Dec. 6, 1992, that the Giants signed Barry Bonds, the 28-year-old two-time National League MVP became the highest-paid player in baseball history. In response to the then-record six-year, $43.75 million deal, Giants owner Peter Magowan said, "It's a lot of money, but there's only one Barry Bonds." Over the course of what would turn out to be a 15-year tenure for Bonds in San Francisco, Magowan would be proven right beyond his wildest dreams. Like any pivotal moment in baseball history, Bonds landing in the Bay could have just as easily never happened. Prior to the '92 season, the Pirates perhaps sensing they would be unlikely to retain their star when he became a free agent -- had agreed to a deal that would have sent the left fielder to the Braves for Alejandro Pena, Keith Mitchell and a prospect. For a short time when Barry Bonds was at the pinnacle of his career, local fans referred to Candlestick as "the place that Barry built," a reference to the way the former Yankee Stadium was closely associated with the career of Babe Ruth. Currently a part of the street where Candlestick once was is named Bonds in honor of Bonds career at Candlestick Park. Bonds is of course the all-time single-season and career home run leader, and he's one of the handful of greatest players in baseball history. However, Bonds is a controversial figure because of his alleged use of PEDs during the latter part of his career a span that includes his most productive stretches. Bonds spent 15 of his 22 seasons with the Giants, and on their watch he hit 586 of his 762 home runs and won five of his seven NL MVP awards. While he's a firebrand in almost any other baseball town, San Francisco and Giants fans have unreservedly embraced the slugger, who's now 52 years old. In that sense, it's not surprising that he would be honored in such a way. 
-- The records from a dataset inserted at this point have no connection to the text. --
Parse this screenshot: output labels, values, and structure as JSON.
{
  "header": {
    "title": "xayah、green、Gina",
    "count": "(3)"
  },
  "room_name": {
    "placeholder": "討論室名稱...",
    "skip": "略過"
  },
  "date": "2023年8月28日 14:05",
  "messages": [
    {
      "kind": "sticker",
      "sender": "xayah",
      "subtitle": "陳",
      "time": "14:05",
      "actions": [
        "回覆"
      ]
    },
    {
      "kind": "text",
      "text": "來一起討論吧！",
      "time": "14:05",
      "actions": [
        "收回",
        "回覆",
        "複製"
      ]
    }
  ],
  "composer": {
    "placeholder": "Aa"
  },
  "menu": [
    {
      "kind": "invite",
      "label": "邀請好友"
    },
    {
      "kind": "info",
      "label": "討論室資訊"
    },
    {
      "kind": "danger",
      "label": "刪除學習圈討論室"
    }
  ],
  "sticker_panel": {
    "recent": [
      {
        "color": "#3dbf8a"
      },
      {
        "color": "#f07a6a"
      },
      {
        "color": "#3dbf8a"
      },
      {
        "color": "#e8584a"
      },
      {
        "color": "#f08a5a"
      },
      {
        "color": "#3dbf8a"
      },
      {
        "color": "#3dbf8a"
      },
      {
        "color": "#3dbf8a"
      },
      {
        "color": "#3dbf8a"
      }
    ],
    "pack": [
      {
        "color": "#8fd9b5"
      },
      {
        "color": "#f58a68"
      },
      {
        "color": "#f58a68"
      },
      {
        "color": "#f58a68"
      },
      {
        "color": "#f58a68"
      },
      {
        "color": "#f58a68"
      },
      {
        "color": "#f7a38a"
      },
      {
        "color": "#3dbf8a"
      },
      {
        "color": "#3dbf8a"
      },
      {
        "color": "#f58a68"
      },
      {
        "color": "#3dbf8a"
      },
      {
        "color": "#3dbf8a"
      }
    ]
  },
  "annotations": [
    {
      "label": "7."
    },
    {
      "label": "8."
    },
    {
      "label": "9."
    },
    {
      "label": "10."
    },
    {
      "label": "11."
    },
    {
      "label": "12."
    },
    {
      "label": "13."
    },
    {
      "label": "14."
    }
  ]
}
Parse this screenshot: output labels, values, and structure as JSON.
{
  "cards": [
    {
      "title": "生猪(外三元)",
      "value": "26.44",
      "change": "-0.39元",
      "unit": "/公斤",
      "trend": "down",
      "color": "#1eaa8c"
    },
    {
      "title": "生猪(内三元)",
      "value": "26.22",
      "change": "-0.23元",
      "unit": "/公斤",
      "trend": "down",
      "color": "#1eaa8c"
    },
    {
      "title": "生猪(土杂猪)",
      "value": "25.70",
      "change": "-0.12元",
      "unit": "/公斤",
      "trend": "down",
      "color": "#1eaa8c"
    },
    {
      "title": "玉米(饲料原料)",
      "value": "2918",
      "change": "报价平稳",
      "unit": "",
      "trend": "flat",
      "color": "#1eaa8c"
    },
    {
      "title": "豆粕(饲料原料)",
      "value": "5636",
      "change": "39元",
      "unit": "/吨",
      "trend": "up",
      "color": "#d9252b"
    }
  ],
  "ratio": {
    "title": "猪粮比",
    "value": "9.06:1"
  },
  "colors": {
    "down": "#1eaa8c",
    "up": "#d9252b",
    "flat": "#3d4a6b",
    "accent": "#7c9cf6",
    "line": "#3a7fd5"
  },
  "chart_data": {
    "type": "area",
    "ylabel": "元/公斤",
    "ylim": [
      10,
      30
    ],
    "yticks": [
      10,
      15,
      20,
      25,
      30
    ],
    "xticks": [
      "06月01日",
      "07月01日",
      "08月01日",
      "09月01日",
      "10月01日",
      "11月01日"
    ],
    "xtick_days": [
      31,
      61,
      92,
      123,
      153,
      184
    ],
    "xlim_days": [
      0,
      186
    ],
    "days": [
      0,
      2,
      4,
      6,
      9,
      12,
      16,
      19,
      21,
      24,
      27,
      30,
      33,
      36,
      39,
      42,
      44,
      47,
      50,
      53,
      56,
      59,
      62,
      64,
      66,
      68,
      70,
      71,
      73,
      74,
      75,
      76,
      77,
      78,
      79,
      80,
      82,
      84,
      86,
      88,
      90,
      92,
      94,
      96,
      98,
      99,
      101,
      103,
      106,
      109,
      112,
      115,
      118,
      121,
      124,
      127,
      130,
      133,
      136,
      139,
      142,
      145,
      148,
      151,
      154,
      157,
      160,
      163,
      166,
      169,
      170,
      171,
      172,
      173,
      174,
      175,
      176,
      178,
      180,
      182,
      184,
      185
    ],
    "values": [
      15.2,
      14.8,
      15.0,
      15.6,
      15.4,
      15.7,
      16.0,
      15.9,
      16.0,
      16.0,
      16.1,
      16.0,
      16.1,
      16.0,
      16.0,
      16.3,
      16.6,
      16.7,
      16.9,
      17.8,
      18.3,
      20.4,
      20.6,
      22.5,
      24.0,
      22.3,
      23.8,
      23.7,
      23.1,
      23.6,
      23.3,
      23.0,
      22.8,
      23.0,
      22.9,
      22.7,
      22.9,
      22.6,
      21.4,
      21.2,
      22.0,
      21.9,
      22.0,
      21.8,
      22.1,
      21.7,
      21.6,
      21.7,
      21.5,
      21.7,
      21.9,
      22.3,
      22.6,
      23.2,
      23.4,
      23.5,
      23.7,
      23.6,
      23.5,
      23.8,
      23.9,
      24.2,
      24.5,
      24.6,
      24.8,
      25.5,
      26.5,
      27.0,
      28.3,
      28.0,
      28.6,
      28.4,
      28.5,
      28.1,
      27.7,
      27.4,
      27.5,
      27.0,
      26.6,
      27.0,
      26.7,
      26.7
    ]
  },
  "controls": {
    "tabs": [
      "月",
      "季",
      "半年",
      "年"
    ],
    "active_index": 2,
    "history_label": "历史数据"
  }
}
"Official Website of the San Francisco Giants," www.sanfranciscogiants.com "Official Website of the San Francisco 49ers," www.sanfrancisco49ers.com "Demolition of Candlestick Park Underway; New Development to Replace Old Stadium," http://www.nbcbayarea.com/news/local/Demolition-of-Candlestick-Park-Underway-New-Development-Replacing-Stadium-290783791.html

Nightengale, Bob. 1994 strike most embarrassing moment in MLB history, USA Today. Accessed November 20th 2019. https://www.usatoday.com/story/sports/mlb/2014/08/11/1994-mlb-strike/13912279/.

Bonds, Barry. Barry Bonds Website, Giants. Accessed November 20th 2019. https://barrybonds.com/.

Perry, Dayn. San Francisco to name street after Barry Bonds at Candlestick Park redevelopment, CBS. Accessed November 24th 2019. https://www.cbssports.com/mlb/news/san-francisco-to-name-street-after-barry-bonds-at-candlestick-park-redevelopment/.